#### PROBLEM TO SOLVE:
The expected output is the full data, repeated exactly, without pictures.

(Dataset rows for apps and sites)
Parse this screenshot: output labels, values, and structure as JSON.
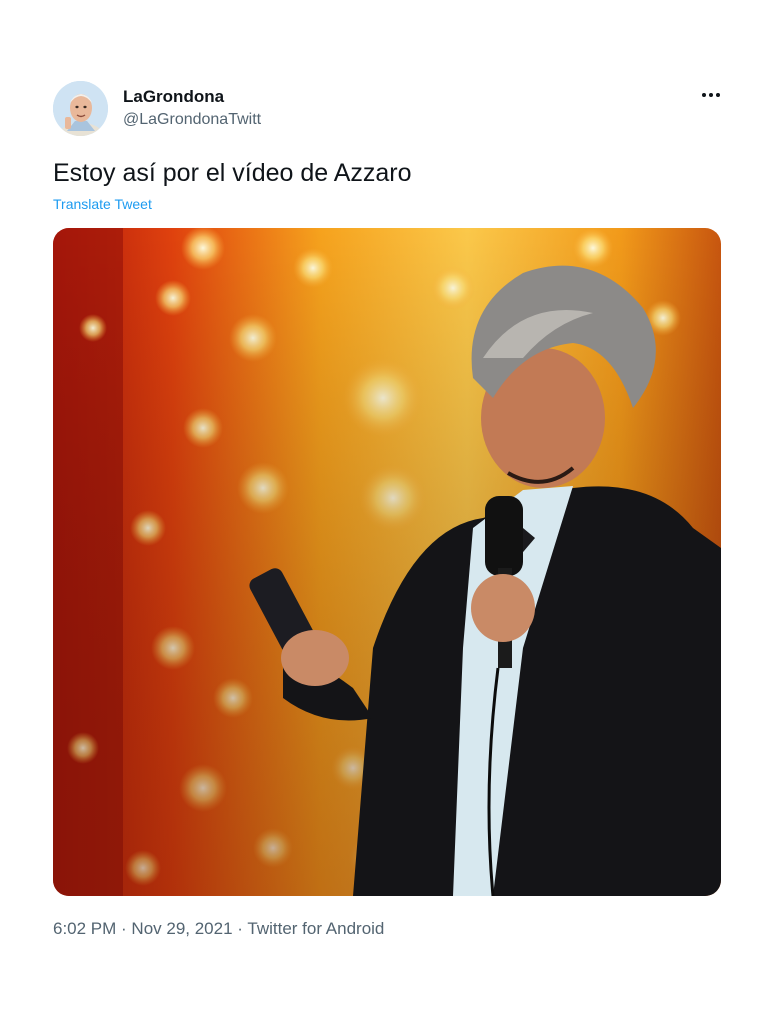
{
  "tweet": {
    "display_name": "LaGrondona",
    "handle": "@LaGrondonaTwitt",
    "text": "Estoy así por el vídeo de Azzaro",
    "translate_label": "Translate Tweet",
    "more_label": "···",
    "time": "6:02 PM",
    "separator": " · ",
    "date": "Nov 29, 2021",
    "source": "Twitter for Android"
  },
  "colors": {
    "text_primary": "#0f1419",
    "text_secondary": "#536471",
    "link": "#1d9bf0",
    "background": "#ffffff"
  },
  "icons": {
    "more": "more-horizontal-icon"
  }
}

#### PROBLEM SOLUTION:
Parse this screenshot: output labels, values, and structure as JSON.
{
  "tweet": {
    "display_name": "LaGrondona",
    "handle": "@LaGrondonaTwitt",
    "text": "Estoy así por el vídeo de Azzaro",
    "translate_label": "Translate Tweet",
    "more_label": "···",
    "time": "6:02 PM",
    "separator": " · ",
    "date": "Nov 29, 2021",
    "source": "Twitter for Android"
  },
  "colors": {
    "text_primary": "#0f1419",
    "text_secondary": "#536471",
    "link": "#1d9bf0",
    "background": "#ffffff"
  },
  "icons": {
    "more": "more-horizontal-icon"
  }
}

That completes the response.